With the help of the ESSENZ analysis, the vehicle development engineers gain a clear picture of the potential environmental, economic, and social risks that are connected with the use of a given raw material. In this way they can assess how critical different raw materials in cars are and derive targeted options for action. The first question in this process is always “How can we use the raw materials in question even more efficiently?”
Greater efficiency, 40 percent better fuel economy
Achieving more with less — this is Daimler’s preferred method of addressing the risks connected with scarce resources. In our new sustainability strategy, we have therefore defined a key performance indicator (KPI) for this area. The goal: Between now and 2030, we want to reduce our use of primary resources in the areas of drivetrain and battery technology by 40 percent compared to today’s electric and plug-in hybrid vehicles.

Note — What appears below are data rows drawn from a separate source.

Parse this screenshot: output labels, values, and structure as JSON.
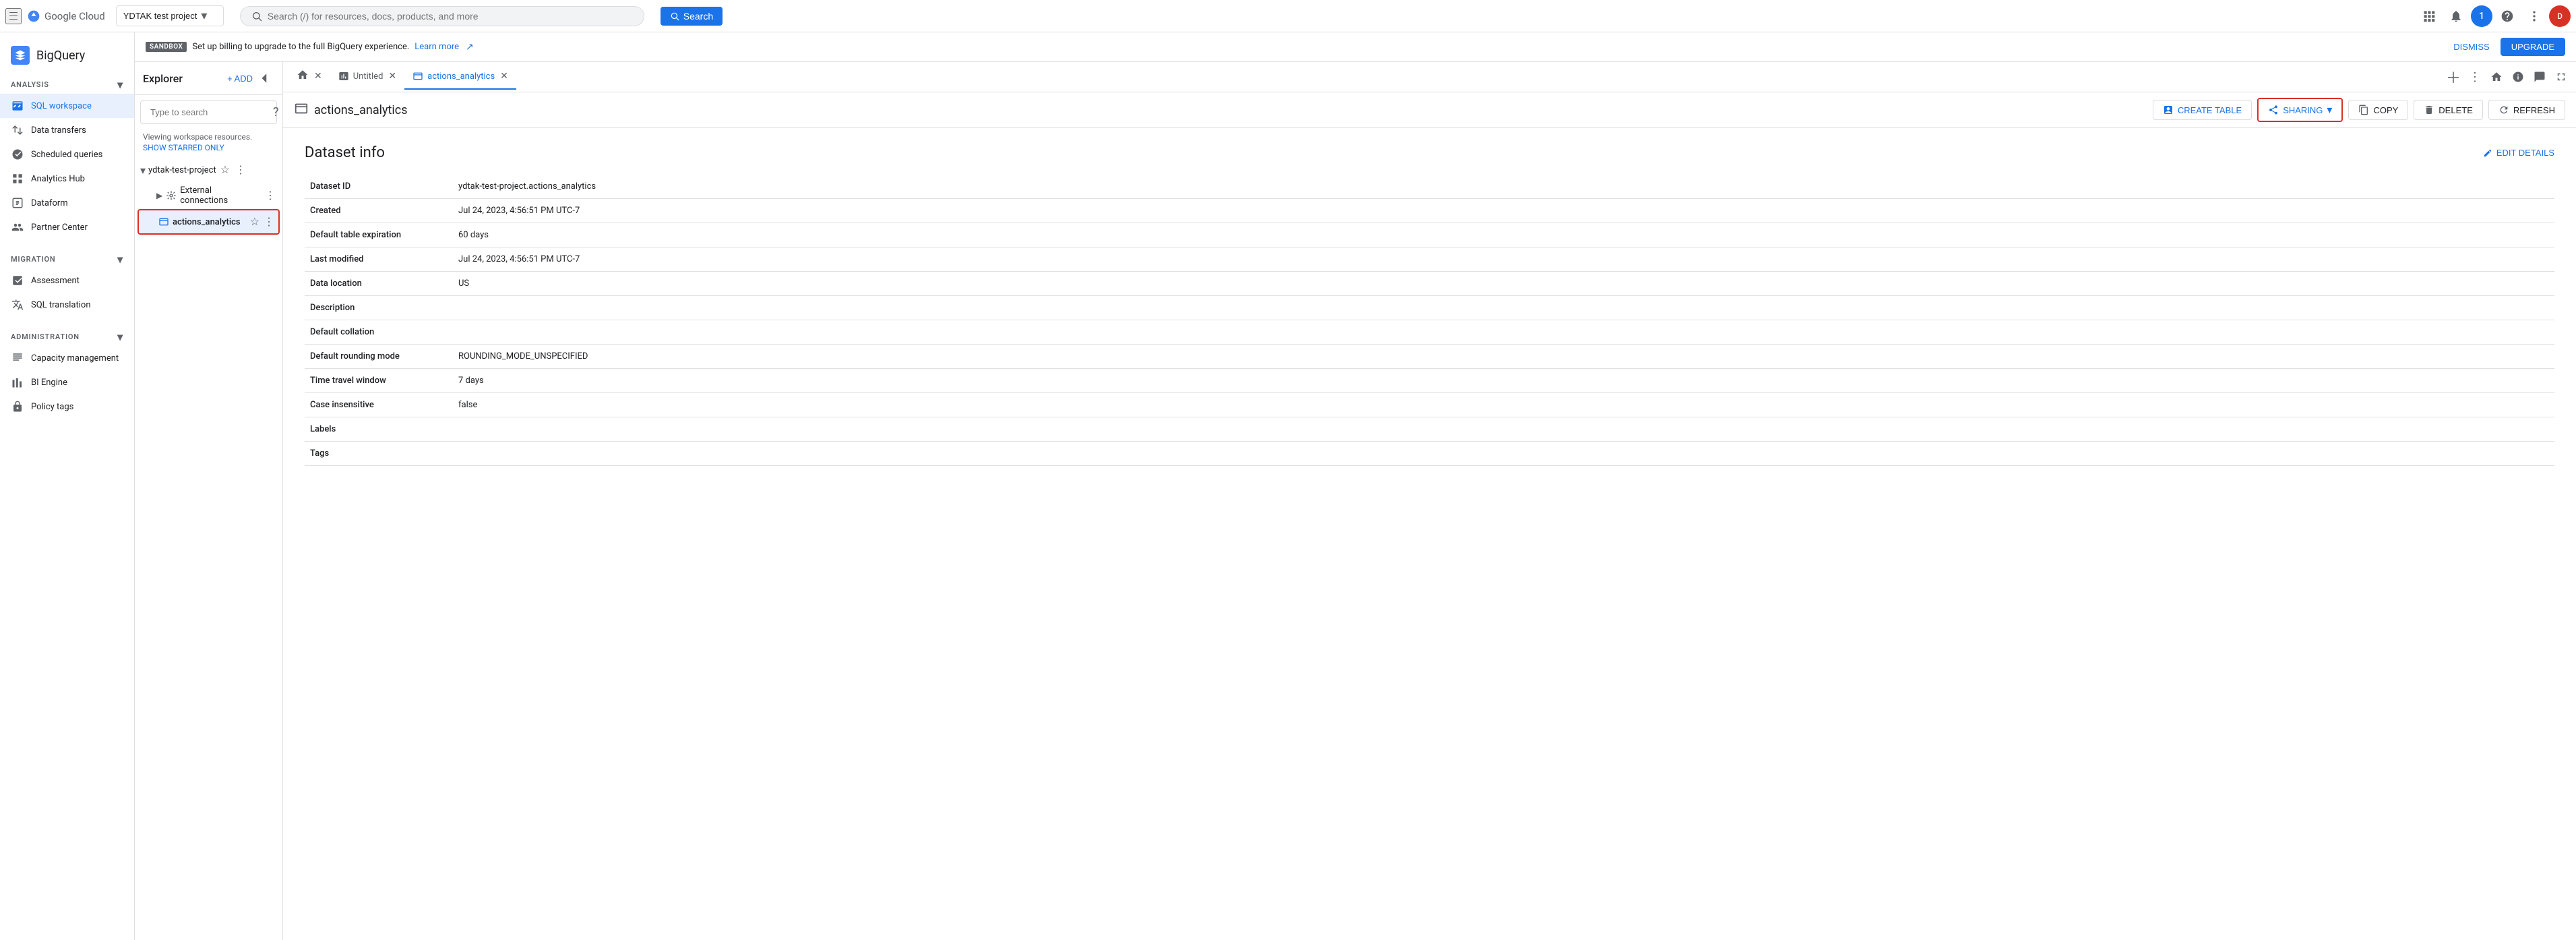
{
  "topNav": {
    "projectName": "YDTAK test project",
    "searchPlaceholder": "Search (/) for resources, docs, products, and more",
    "searchBtnLabel": "Search",
    "avatarInitial": "1"
  },
  "sidebar": {
    "appName": "BigQuery",
    "analysisLabel": "Analysis",
    "items": [
      {
        "id": "sql-workspace",
        "label": "SQL workspace",
        "active": true
      },
      {
        "id": "data-transfers",
        "label": "Data transfers",
        "active": false
      },
      {
        "id": "scheduled-queries",
        "label": "Scheduled queries",
        "active": false
      },
      {
        "id": "analytics-hub",
        "label": "Analytics Hub",
        "active": false
      },
      {
        "id": "dataform",
        "label": "Dataform",
        "active": false
      },
      {
        "id": "partner-center",
        "label": "Partner Center",
        "active": false
      }
    ],
    "migrationLabel": "Migration",
    "migrationItems": [
      {
        "id": "assessment",
        "label": "Assessment"
      },
      {
        "id": "sql-translation",
        "label": "SQL translation"
      }
    ],
    "administrationLabel": "Administration",
    "adminItems": [
      {
        "id": "capacity-management",
        "label": "Capacity management"
      },
      {
        "id": "bi-engine",
        "label": "BI Engine"
      },
      {
        "id": "policy-tags",
        "label": "Policy tags"
      }
    ]
  },
  "banner": {
    "badge": "SANDBOX",
    "message": "Set up billing to upgrade to the full BigQuery experience.",
    "learnMore": "Learn more",
    "dismiss": "DISMISS",
    "upgrade": "UPGRADE"
  },
  "explorer": {
    "title": "Explorer",
    "addBtn": "+ ADD",
    "searchPlaceholder": "Type to search",
    "workspaceText": "Viewing workspace resources.",
    "showStarredOnly": "SHOW STARRED ONLY",
    "projectName": "ydtak-test-project",
    "externalConnections": "External connections",
    "selectedDataset": "actions_analytics"
  },
  "tabs": [
    {
      "id": "home",
      "label": "",
      "isHome": true,
      "active": false
    },
    {
      "id": "untitled",
      "label": "Untitled",
      "active": false,
      "closeable": true
    },
    {
      "id": "actions-analytics",
      "label": "actions_analytics",
      "active": true,
      "closeable": true
    }
  ],
  "toolbar": {
    "datasetName": "actions_analytics",
    "createTableBtn": "CREATE TABLE",
    "sharingBtn": "SHARING",
    "copyBtn": "COPY",
    "deleteBtn": "DELETE",
    "refreshBtn": "REFRESH"
  },
  "datasetInfo": {
    "title": "Dataset info",
    "editDetails": "EDIT DETAILS",
    "fields": [
      {
        "label": "Dataset ID",
        "value": "ydtak-test-project.actions_analytics"
      },
      {
        "label": "Created",
        "value": "Jul 24, 2023, 4:56:51 PM UTC-7"
      },
      {
        "label": "Default table expiration",
        "value": "60 days"
      },
      {
        "label": "Last modified",
        "value": "Jul 24, 2023, 4:56:51 PM UTC-7"
      },
      {
        "label": "Data location",
        "value": "US"
      },
      {
        "label": "Description",
        "value": ""
      },
      {
        "label": "Default collation",
        "value": ""
      },
      {
        "label": "Default rounding mode",
        "value": "ROUNDING_MODE_UNSPECIFIED"
      },
      {
        "label": "Time travel window",
        "value": "7 days"
      },
      {
        "label": "Case insensitive",
        "value": "false"
      },
      {
        "label": "Labels",
        "value": ""
      },
      {
        "label": "Tags",
        "value": ""
      }
    ]
  }
}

The main factor that will help us reach this objective is the progress being made in lithium-ion battery technology. It will further increase energy density, so that more energy can be stored without increasing the battery volume. In addition, the batteries will become significantly lighter. That will have a positive effect on handling and fuel economy. Finally, the material composition of lithium-ion batteries will change. The combination of equal parts of nickel, manganese, and cobalt that is normally used today will soon be a thing of the past, because the cobalt will be largely replaced by nickel. Starting in 2025, the post-lithium-ion technologies, which eliminate nickel and cobalt entirely, will be so reliable that they can be installed in vehicles. In parallel, all of our development efforts aim at achieving the longest possible period of use, so that the materials in question can be utilized as efficiently as possible.
A battery’s many lives
Other successful paths to greater resource efficiency include recycling and remanufacturing. Recycling enables us to recover materials such as nickel, cobalt, and copper in a way that maintains their high quality. As a result, we can significantly reduce the environmental effects of future battery systems. And in the remanufacturing process our specialists repair or overhaul the batteries for further use.
Klaus Ruhland is looking at the future with optimism. “These storage facilities help to stabilize the local electrical grid,” he says. “But even more important is the fact that they extend the useful life of the batteries, so that their valuable components can be optimally utilized. I am convinced that this will help us to further improve the environmental performance of electric mobility.”